13 tips for mental health wellness
Fresno residents are more stressed on average than people from Los Angeles, Chicago, Manhattan, Phoenix and more than 60 other cities, one recent social media-based study says.
Survey results analyzing the language in more than 5 million tweets from the 100 most populous cities in the U.S. ranked Fresno at No. 25 in the nation and No. 9 in California, according to London-based Babylon Health.
About 11.24 percent of tweets based out of Fresno contain language indicative of moderate to high stress levels, according to the study, which took random samples of tweets from July 2015.
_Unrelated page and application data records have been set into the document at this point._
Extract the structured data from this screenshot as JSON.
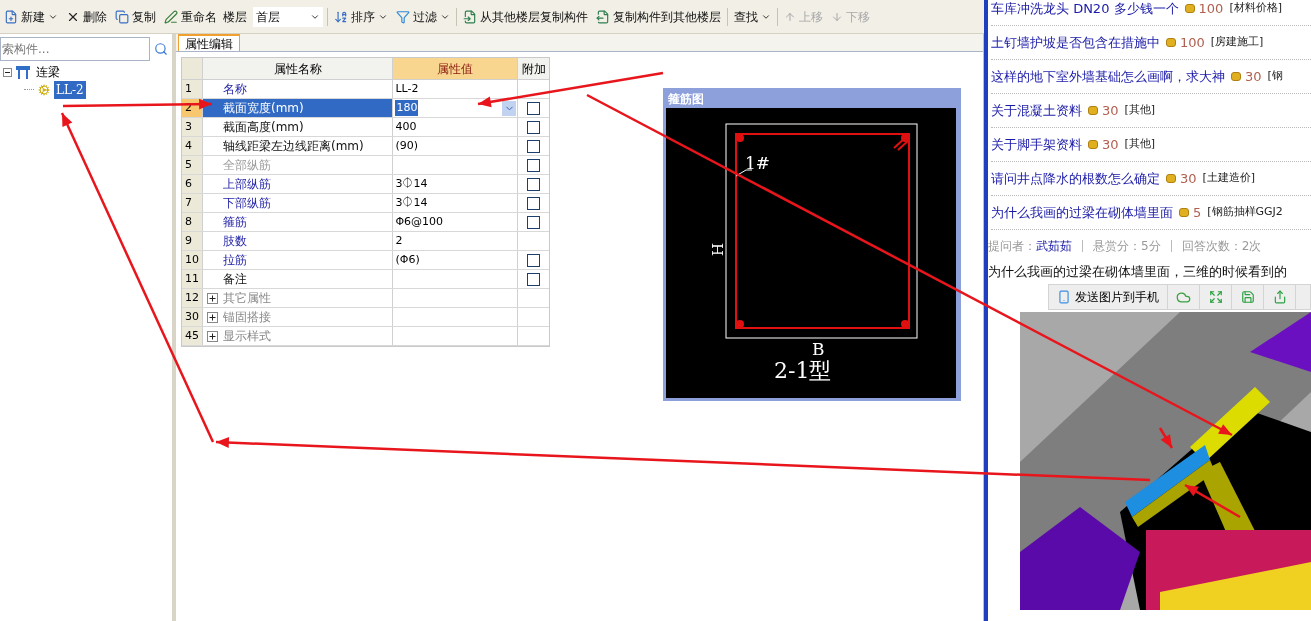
{
  "toolbar": [
    {
      "kind": "button",
      "label": "新建",
      "dropdown": true,
      "disabled": false
    },
    {
      "kind": "button",
      "label": "删除",
      "dropdown": false,
      "disabled": false
    },
    {
      "kind": "button",
      "label": "复制",
      "dropdown": false,
      "disabled": false
    },
    {
      "kind": "button",
      "label": "重命名",
      "dropdown": false,
      "disabled": false
    },
    {
      "kind": "select",
      "label": "楼层",
      "value": "首层"
    },
    {
      "kind": "separator"
    },
    {
      "kind": "button",
      "label": "排序",
      "dropdown": true,
      "disabled": false
    },
    {
      "kind": "button",
      "label": "过滤",
      "dropdown": true,
      "disabled": false
    },
    {
      "kind": "separator"
    },
    {
      "kind": "button",
      "label": "从其他楼层复制构件",
      "dropdown": false,
      "disabled": false
    },
    {
      "kind": "button",
      "label": "复制构件到其他楼层",
      "dropdown": false,
      "disabled": false
    },
    {
      "kind": "separator"
    },
    {
      "kind": "button",
      "label": "查找",
      "dropdown": true,
      "disabled": false
    },
    {
      "kind": "separator"
    },
    {
      "kind": "button",
      "label": "上移",
      "dropdown": false,
      "disabled": true
    },
    {
      "kind": "button",
      "label": "下移",
      "dropdown": false,
      "disabled": true
    }
  ],
  "search": {
    "placeholder": "索构件..."
  },
  "tree": [
    {
      "label": "连梁",
      "expanded": true,
      "selected": false,
      "children": [
        {
          "label": "LL-2",
          "selected": true
        }
      ]
    }
  ],
  "tabs": [
    {
      "label": "属性编辑",
      "selected": true
    }
  ],
  "table": {
    "columns": [
      "属性名称",
      "属性值",
      "附加"
    ],
    "rows": [
      {
        "num": "1",
        "name": "名称",
        "value": "LL-2",
        "kind": "link",
        "selected": false
      },
      {
        "num": "2",
        "name": "截面宽度(mm)",
        "value": "180",
        "kind": "plain",
        "selected": true,
        "addon": {
          "checked": false
        }
      },
      {
        "num": "3",
        "name": "截面高度(mm)",
        "value": "400",
        "kind": "plain",
        "selected": false,
        "addon": {
          "checked": false
        }
      },
      {
        "num": "4",
        "name": "轴线距梁左边线距离(mm)",
        "value": "(90)",
        "kind": "plain",
        "selected": false,
        "addon": {
          "checked": false
        }
      },
      {
        "num": "5",
        "name": "全部纵筋",
        "kind": "muted",
        "selected": false,
        "addon": {
          "checked": false
        }
      },
      {
        "num": "6",
        "name": "上部纵筋",
        "value": "3⏀14",
        "kind": "link",
        "selected": false,
        "addon": {
          "checked": false
        }
      },
      {
        "num": "7",
        "name": "下部纵筋",
        "value": "3⏀14",
        "kind": "link",
        "selected": false,
        "addon": {
          "checked": false
        }
      },
      {
        "num": "8",
        "name": "箍筋",
        "value": "Φ6@100",
        "kind": "link",
        "selected": false,
        "addon": {
          "checked": false
        }
      },
      {
        "num": "9",
        "name": "肢数",
        "value": "2",
        "kind": "link",
        "selected": false
      },
      {
        "num": "10",
        "name": "拉筋",
        "value": "(Φ6)",
        "kind": "link",
        "selected": false,
        "addon": {
          "checked": false
        }
      },
      {
        "num": "11",
        "name": "备注",
        "kind": "plain",
        "selected": false,
        "addon": {
          "checked": false
        }
      },
      {
        "num": "12",
        "name": "其它属性",
        "kind": "group",
        "expanded": false,
        "selected": false
      },
      {
        "num": "30",
        "name": "锚固搭接",
        "kind": "group",
        "expanded": false,
        "selected": false
      },
      {
        "num": "45",
        "name": "显示样式",
        "kind": "group",
        "expanded": false,
        "selected": false
      }
    ]
  },
  "stirrup_window": {
    "title": "箍筋图",
    "bar_label": "1#",
    "height_label": "H",
    "width_label": "B",
    "type_label": "2-1型"
  },
  "questions": [
    {
      "title": "车库冲洗龙头 DN20 多少钱一个",
      "score": "100",
      "category": "[材料价格]"
    },
    {
      "title": "土钉墙护坡是否包含在措施中",
      "score": "100",
      "category": "[房建施工]"
    },
    {
      "title": "这样的地下室外墙基础怎么画啊，求大神",
      "score": "30",
      "category": "[钢"
    },
    {
      "title": "关于混凝土资料",
      "score": "30",
      "category": "[其他]"
    },
    {
      "title": "关于脚手架资料",
      "score": "30",
      "category": "[其他]"
    },
    {
      "title": "请问井点降水的根数怎么确定",
      "score": "30",
      "category": "[土建造价]"
    },
    {
      "title": "为什么我画的过梁在砌体墙里面",
      "score": "5",
      "category": "[钢筋抽样GGJ2"
    }
  ],
  "meta": {
    "asker_label": "提问者：",
    "asker": "武茹茹",
    "reward": "悬赏分：5分",
    "answers": "回答次数：2次"
  },
  "question_text": "为什么我画的过梁在砌体墙里面，三维的时候看到的",
  "image_toolbar": {
    "send_label": "发送图片到手机"
  }
}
TensiStrength found six of the Top 10 stressed-out cities are in California: San Bernardino (No. 2), Chula Vista (No. 5), Bakersfield (No. 6), Stockton (No. 8), Santa Ana (No. 9) and Riverside (No. 10), ranging between 11.86 and 12.87 percent stressed.
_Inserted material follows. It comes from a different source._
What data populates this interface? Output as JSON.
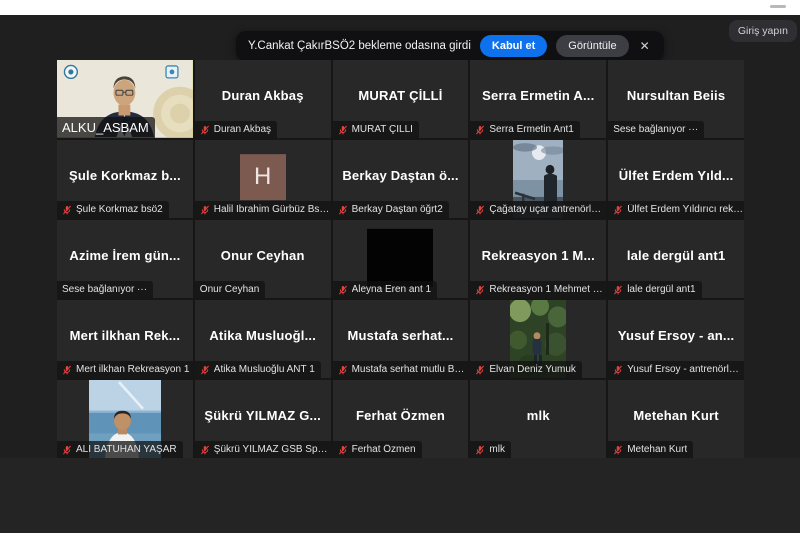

Sacramento (11.03 percent) was a few ticks above Los Angeles (10.92 percent) and San Jose (10.99 percent), and virtually tied with Oakland (11.04 percent).
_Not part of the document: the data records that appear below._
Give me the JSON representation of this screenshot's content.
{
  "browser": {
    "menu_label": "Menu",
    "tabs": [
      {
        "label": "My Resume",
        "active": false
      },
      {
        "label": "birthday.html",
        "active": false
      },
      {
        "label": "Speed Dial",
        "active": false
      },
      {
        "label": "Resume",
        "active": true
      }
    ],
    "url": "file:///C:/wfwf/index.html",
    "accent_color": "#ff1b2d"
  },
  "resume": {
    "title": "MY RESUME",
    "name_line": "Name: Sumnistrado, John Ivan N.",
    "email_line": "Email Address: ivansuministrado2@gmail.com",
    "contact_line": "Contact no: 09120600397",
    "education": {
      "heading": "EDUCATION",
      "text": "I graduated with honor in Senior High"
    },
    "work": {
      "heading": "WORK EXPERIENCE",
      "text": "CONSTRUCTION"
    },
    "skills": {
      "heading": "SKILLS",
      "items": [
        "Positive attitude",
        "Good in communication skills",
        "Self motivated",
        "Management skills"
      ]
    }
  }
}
The study does not delve into what specifically makes each city so stressful. Additionally, by its methodology, only the stress of active Twitter posters is observed.
Despite rising rent, considerable traffic and reports that folks are leaving the Bay Area for places like Sacramento, San Francisco ranked in the bottom 10 for stress levels (8.67 percent).
Babylon Health’s study methodology explains how TensiStrength measures stress and its correlation to language. One major source of short-term stress for most people is travel, including daily commute periods, as well as any associated delays.
What causes long-term stress? Babylon Health refers to recent nationwide surveys by the American Psychology Association, which in 2017 found that 63 percent of Americans were anxious about “the future of the nation” and 43 percent responded that they were stressed about health care.
Last year’s APA study said about 75 percent of Generation Z respondents said mass shootings are a significant source of stress, and that more than half of Gen Z students said they were worried about the possibility of a shooting at their own school.